* [TASK PROMPT]: The expected output is every line below, reproduced exactly.

==============================

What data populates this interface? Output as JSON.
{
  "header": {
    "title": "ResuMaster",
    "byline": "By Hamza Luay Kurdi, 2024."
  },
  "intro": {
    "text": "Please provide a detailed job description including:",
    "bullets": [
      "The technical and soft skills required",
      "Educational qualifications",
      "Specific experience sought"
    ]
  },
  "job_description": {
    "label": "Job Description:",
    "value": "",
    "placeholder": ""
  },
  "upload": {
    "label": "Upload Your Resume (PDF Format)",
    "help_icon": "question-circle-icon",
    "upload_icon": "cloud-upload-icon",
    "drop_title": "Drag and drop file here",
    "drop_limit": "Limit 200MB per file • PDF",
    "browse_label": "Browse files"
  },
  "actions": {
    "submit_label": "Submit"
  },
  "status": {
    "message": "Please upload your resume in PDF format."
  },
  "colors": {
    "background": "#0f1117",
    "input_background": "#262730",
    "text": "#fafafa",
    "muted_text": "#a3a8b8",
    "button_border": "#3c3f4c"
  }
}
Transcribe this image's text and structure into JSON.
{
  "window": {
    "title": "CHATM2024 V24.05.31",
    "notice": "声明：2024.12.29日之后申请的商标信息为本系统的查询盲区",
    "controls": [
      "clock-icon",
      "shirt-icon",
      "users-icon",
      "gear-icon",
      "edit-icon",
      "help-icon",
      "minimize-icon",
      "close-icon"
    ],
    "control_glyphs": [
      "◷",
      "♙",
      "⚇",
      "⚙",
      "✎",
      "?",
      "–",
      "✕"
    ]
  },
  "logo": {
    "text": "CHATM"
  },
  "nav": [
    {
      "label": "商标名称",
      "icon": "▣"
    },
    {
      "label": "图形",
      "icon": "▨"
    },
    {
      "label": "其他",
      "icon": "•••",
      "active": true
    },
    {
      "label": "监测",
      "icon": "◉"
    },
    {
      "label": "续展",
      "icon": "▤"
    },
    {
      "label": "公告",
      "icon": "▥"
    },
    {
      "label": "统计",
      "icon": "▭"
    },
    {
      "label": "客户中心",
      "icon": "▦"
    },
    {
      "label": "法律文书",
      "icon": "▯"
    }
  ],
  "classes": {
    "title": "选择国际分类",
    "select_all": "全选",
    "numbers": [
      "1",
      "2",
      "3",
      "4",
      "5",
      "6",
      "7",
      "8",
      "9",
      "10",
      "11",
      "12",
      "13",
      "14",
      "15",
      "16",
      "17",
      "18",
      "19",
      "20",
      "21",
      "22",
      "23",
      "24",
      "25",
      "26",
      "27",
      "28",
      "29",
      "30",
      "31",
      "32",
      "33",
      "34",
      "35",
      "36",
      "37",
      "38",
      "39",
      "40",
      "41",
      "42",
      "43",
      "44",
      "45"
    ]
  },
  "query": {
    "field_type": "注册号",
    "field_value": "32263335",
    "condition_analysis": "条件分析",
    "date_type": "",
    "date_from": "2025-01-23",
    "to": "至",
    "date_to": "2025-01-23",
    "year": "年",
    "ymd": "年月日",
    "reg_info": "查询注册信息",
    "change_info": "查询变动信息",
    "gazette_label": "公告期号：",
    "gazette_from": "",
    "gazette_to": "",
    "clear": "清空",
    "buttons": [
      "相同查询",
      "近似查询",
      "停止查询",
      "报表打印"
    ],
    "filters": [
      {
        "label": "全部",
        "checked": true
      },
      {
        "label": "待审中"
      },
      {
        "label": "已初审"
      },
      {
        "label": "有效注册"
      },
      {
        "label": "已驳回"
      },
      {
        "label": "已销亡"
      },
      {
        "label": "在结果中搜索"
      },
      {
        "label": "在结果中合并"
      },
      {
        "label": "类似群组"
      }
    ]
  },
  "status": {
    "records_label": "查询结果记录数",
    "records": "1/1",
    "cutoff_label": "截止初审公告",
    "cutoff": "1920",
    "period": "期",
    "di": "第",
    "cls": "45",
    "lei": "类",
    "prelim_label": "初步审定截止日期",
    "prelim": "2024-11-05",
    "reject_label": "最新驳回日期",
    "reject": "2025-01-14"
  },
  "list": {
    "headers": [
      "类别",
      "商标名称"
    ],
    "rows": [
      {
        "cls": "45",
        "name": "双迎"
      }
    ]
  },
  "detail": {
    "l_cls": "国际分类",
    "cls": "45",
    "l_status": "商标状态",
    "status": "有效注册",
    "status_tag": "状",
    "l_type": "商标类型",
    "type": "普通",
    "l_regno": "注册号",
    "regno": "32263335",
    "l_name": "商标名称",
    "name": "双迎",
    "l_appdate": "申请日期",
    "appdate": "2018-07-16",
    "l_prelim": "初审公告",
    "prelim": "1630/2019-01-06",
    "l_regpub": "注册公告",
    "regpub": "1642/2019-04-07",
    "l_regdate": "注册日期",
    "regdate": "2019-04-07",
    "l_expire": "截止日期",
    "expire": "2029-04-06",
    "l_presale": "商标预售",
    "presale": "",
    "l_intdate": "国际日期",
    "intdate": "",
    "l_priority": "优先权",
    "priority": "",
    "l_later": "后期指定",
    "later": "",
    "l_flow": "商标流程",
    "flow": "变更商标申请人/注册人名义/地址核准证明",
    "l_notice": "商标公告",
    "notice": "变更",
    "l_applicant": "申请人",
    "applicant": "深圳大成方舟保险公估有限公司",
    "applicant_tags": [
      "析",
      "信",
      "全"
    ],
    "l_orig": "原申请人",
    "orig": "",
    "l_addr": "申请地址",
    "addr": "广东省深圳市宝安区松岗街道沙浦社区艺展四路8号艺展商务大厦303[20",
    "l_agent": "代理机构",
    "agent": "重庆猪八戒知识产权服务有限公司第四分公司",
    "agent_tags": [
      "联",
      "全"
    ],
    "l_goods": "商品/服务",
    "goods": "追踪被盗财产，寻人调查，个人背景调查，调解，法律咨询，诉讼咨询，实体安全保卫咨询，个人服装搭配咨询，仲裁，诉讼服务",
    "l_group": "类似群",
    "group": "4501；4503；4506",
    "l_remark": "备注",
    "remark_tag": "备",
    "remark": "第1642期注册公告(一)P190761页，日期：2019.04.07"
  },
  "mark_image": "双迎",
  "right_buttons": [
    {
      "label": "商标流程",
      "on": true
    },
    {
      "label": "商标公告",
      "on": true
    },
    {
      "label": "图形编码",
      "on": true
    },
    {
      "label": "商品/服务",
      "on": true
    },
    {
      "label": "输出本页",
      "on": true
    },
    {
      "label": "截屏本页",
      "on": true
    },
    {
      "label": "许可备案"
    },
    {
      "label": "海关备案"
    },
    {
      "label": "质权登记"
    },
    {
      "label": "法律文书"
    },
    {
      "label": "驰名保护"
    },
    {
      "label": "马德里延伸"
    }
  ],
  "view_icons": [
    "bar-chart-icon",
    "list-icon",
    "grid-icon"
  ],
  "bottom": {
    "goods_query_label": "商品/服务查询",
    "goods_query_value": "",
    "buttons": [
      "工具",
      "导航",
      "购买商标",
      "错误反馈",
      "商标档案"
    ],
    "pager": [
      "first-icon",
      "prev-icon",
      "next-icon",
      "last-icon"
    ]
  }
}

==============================

* [ANSWER TO THIS EXERCISE]:
What data populates this interface? Output as JSON.
{
  "header": {
    "title": "ResuMaster",
    "byline": "By Hamza Luay Kurdi, 2024."
  },
  "intro": {
    "text": "Please provide a detailed job description including:",
    "bullets": [
      "The technical and soft skills required",
      "Educational qualifications",
      "Specific experience sought"
    ]
  },
  "job_description": {
    "label": "Job Description:",
    "value": "",
    "placeholder": ""
  },
  "upload": {
    "label": "Upload Your Resume (PDF Format)",
    "help_icon": "question-circle-icon",
    "upload_icon": "cloud-upload-icon",
    "drop_title": "Drag and drop file here",
    "drop_limit": "Limit 200MB per file • PDF",
    "browse_label": "Browse files"
  },
  "actions": {
    "submit_label": "Submit"
  },
  "status": {
    "message": "Please upload your resume in PDF format."
  },
  "colors": {
    "background": "#0f1117",
    "input_background": "#262730",
    "text": "#fafafa",
    "muted_text": "#a3a8b8",
    "button_border": "#3c3f4c"
  }
}
Transcribe this image's text and structure into JSON.
{
  "window": {
    "title": "CHATM2024 V24.05.31",
    "notice": "声明：2024.12.29日之后申请的商标信息为本系统的查询盲区",
    "controls": [
      "clock-icon",
      "shirt-icon",
      "users-icon",
      "gear-icon",
      "edit-icon",
      "help-icon",
      "minimize-icon",
      "close-icon"
    ],
    "control_glyphs": [
      "◷",
      "♙",
      "⚇",
      "⚙",
      "✎",
      "?",
      "–",
      "✕"
    ]
  },
  "logo": {
    "text": "CHATM"
  },
  "nav": [
    {
      "label": "商标名称",
      "icon": "▣"
    },
    {
      "label": "图形",
      "icon": "▨"
    },
    {
      "label": "其他",
      "icon": "•••",
      "active": true
    },
    {
      "label": "监测",
      "icon": "◉"
    },
    {
      "label": "续展",
      "icon": "▤"
    },
    {
      "label": "公告",
      "icon": "▥"
    },
    {
      "label": "统计",
      "icon": "▭"
    },
    {
      "label": "客户中心",
      "icon": "▦"
    },
    {
      "label": "法律文书",
      "icon": "▯"
    }
  ],
  "classes": {
    "title": "选择国际分类",
    "select_all": "全选",
    "numbers": [
      "1",
      "2",
      "3",
      "4",
      "5",
      "6",
      "7",
      "8",
      "9",
      "10",
      "11",
      "12",
      "13",
      "14",
      "15",
      "16",
      "17",
      "18",
      "19",
      "20",
      "21",
      "22",
      "23",
      "24",
      "25",
      "26",
      "27",
      "28",
      "29",
      "30",
      "31",
      "32",
      "33",
      "34",
      "35",
      "36",
      "37",
      "38",
      "39",
      "40",
      "41",
      "42",
      "43",
      "44",
      "45"
    ]
  },
  "query": {
    "field_type": "注册号",
    "field_value": "32263335",
    "condition_analysis": "条件分析",
    "date_type": "",
    "date_from": "2025-01-23",
    "to": "至",
    "date_to": "2025-01-23",
    "year": "年",
    "ymd": "年月日",
    "reg_info": "查询注册信息",
    "change_info": "查询变动信息",
    "gazette_label": "公告期号：",
    "gazette_from": "",
    "gazette_to": "",
    "clear": "清空",
    "buttons": [
      "相同查询",
      "近似查询",
      "停止查询",
      "报表打印"
    ],
    "filters": [
      {
        "label": "全部",
        "checked": true
      },
      {
        "label": "待审中"
      },
      {
        "label": "已初审"
      },
      {
        "label": "有效注册"
      },
      {
        "label": "已驳回"
      },
      {
        "label": "已销亡"
      },
      {
        "label": "在结果中搜索"
      },
      {
        "label": "在结果中合并"
      },
      {
        "label": "类似群组"
      }
    ]
  },
  "status": {
    "records_label": "查询结果记录数",
    "records": "1/1",
    "cutoff_label": "截止初审公告",
    "cutoff": "1920",
    "period": "期",
    "di": "第",
    "cls": "45",
    "lei": "类",
    "prelim_label": "初步审定截止日期",
    "prelim": "2024-11-05",
    "reject_label": "最新驳回日期",
    "reject": "2025-01-14"
  },
  "list": {
    "headers": [
      "类别",
      "商标名称"
    ],
    "rows": [
      {
        "cls": "45",
        "name": "双迎"
      }
    ]
  },
  "detail": {
    "l_cls": "国际分类",
    "cls": "45",
    "l_status": "商标状态",
    "status": "有效注册",
    "status_tag": "状",
    "l_type": "商标类型",
    "type": "普通",
    "l_regno": "注册号",
    "regno": "32263335",
    "l_name": "商标名称",
    "name": "双迎",
    "l_appdate": "申请日期",
    "appdate": "2018-07-16",
    "l_prelim": "初审公告",
    "prelim": "1630/2019-01-06",
    "l_regpub": "注册公告",
    "regpub": "1642/2019-04-07",
    "l_regdate": "注册日期",
    "regdate": "2019-04-07",
    "l_expire": "截止日期",
    "expire": "2029-04-06",
    "l_presale": "商标预售",
    "presale": "",
    "l_intdate": "国际日期",
    "intdate": "",
    "l_priority": "优先权",
    "priority": "",
    "l_later": "后期指定",
    "later": "",
    "l_flow": "商标流程",
    "flow": "变更商标申请人/注册人名义/地址核准证明",
    "l_notice": "商标公告",
    "notice": "变更",
    "l_applicant": "申请人",
    "applicant": "深圳大成方舟保险公估有限公司",
    "applicant_tags": [
      "析",
      "信",
      "全"
    ],
    "l_orig": "原申请人",
    "orig": "",
    "l_addr": "申请地址",
    "addr": "广东省深圳市宝安区松岗街道沙浦社区艺展四路8号艺展商务大厦303[20",
    "l_agent": "代理机构",
    "agent": "重庆猪八戒知识产权服务有限公司第四分公司",
    "agent_tags": [
      "联",
      "全"
    ],
    "l_goods": "商品/服务",
    "goods": "追踪被盗财产，寻人调查，个人背景调查，调解，法律咨询，诉讼咨询，实体安全保卫咨询，个人服装搭配咨询，仲裁，诉讼服务",
    "l_group": "类似群",
    "group": "4501；4503；4506",
    "l_remark": "备注",
    "remark_tag": "备",
    "remark": "第1642期注册公告(一)P190761页，日期：2019.04.07"
  },
  "mark_image": "双迎",
  "right_buttons": [
    {
      "label": "商标流程",
      "on": true
    },
    {
      "label": "商标公告",
      "on": true
    },
    {
      "label": "图形编码",
      "on": true
    },
    {
      "label": "商品/服务",
      "on": true
    },
    {
      "label": "输出本页",
      "on": true
    },
    {
      "label": "截屏本页",
      "on": true
    },
    {
      "label": "许可备案"
    },
    {
      "label": "海关备案"
    },
    {
      "label": "质权登记"
    },
    {
      "label": "法律文书"
    },
    {
      "label": "驰名保护"
    },
    {
      "label": "马德里延伸"
    }
  ],
  "view_icons": [
    "bar-chart-icon",
    "list-icon",
    "grid-icon"
  ],
  "bottom": {
    "goods_query_label": "商品/服务查询",
    "goods_query_value": "",
    "buttons": [
      "工具",
      "导航",
      "购买商标",
      "错误反馈",
      "商标档案"
    ],
    "pager": [
      "first-icon",
      "prev-icon",
      "next-icon",
      "last-icon"
    ]
  }
}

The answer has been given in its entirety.